- Researching technology-rich practice
- Technology enhanced research
- Practitioner Research and technologically supported methodologies
- Practice-based research in educational technology
- Researching in eLearning
- Foundations in eLearning Research
- eLearning Research - a practitioner’s course
- Using e-Research in e-Learning
- The eLearning researcher
- Prepare for research in eLearning
- Thinking beyond the boundaries: eLearning research and evaluation
- Methods of Practice-Based Research for Distance and E-Learning
The ubiquity of "e-learning" is quite a surprise, because it's not a word we've used in relation to the course very much. It's probably because the word appeared in a departmental email inviting suggestions. Friends with fingers on the pulse of the zeitgeist tell me that its days as a fashionable buzzword are numbered, so we'd be interested in views on this.
Friday, 2 March 2007

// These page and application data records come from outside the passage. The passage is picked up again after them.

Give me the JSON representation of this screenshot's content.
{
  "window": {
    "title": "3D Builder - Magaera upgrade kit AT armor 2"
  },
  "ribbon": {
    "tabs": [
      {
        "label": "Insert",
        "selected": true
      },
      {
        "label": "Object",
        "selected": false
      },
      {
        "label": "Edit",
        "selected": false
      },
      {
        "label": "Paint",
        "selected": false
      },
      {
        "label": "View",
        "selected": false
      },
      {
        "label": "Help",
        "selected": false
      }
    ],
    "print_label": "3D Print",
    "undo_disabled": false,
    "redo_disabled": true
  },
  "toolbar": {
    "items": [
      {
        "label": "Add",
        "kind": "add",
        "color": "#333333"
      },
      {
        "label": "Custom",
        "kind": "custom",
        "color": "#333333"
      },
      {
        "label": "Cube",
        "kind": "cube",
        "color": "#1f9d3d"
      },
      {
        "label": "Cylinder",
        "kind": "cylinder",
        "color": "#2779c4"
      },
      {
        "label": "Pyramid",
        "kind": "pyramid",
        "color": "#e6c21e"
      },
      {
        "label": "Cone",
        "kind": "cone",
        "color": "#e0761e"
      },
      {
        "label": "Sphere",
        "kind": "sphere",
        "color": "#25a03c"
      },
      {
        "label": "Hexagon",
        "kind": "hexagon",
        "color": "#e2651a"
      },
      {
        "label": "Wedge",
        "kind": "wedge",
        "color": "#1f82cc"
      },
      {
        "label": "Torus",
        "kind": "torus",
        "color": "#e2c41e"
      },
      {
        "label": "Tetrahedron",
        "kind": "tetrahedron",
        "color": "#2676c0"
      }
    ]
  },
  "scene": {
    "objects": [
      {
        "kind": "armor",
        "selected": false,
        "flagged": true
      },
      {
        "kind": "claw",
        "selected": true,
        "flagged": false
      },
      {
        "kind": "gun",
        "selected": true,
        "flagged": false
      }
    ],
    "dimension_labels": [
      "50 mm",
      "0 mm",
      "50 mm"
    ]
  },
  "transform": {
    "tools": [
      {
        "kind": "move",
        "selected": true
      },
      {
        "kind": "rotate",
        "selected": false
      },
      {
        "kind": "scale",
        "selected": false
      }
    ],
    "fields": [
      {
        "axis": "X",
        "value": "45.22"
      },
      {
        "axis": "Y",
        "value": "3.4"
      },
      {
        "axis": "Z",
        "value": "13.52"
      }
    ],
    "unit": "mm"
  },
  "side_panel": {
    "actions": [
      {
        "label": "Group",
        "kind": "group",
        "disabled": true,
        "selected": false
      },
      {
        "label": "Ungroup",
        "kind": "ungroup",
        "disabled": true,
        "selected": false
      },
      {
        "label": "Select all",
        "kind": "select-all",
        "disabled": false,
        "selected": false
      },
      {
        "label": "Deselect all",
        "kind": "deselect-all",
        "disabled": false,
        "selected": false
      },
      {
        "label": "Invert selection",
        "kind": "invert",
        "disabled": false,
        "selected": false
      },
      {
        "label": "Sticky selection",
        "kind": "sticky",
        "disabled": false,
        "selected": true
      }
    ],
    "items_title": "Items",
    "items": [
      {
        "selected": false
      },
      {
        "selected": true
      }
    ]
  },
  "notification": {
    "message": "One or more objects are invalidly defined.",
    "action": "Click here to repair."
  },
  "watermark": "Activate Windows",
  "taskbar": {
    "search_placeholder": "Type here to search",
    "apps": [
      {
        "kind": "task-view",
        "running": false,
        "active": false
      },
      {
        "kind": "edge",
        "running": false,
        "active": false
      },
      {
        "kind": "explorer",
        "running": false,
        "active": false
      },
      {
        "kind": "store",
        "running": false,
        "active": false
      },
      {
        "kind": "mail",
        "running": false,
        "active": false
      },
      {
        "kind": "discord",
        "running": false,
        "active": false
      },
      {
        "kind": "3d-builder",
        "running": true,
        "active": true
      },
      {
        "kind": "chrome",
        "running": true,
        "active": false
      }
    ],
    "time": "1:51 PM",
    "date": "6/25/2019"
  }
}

Our working title is accurate but not catchy: "Practice-based research and evaluation in technology-rich environments".
We know that titles matter: some of our older course titles have been said to be too wordy, or to tell you very little about the content of the course.
Some colleagues have suggested we put "eLearning" in the title, and that "practice" is a off-putting "academic-y" word. Others like the word "practice" because of its connotations of practitioner enquiry, practical reasoning, and social practices, and because it doesn't restrict the audience to teachers and lecturers.
Another issue for the title is that the course is supposed to be not just about researching technology-enhanced learning but also about the use of technology for educational research.
What would you call it? There's a small prize for the suggestion we like the best.
Friday, 16 February 2007
Did you think this was going to be one of those infamous one-post blogs? Well, I was discouraged from posting during the appraisal. And I still need to keep flagging up that details contained herein are subject to change before the course goes live.
Mind you, if the blog posts reach double figures I'll be surprised...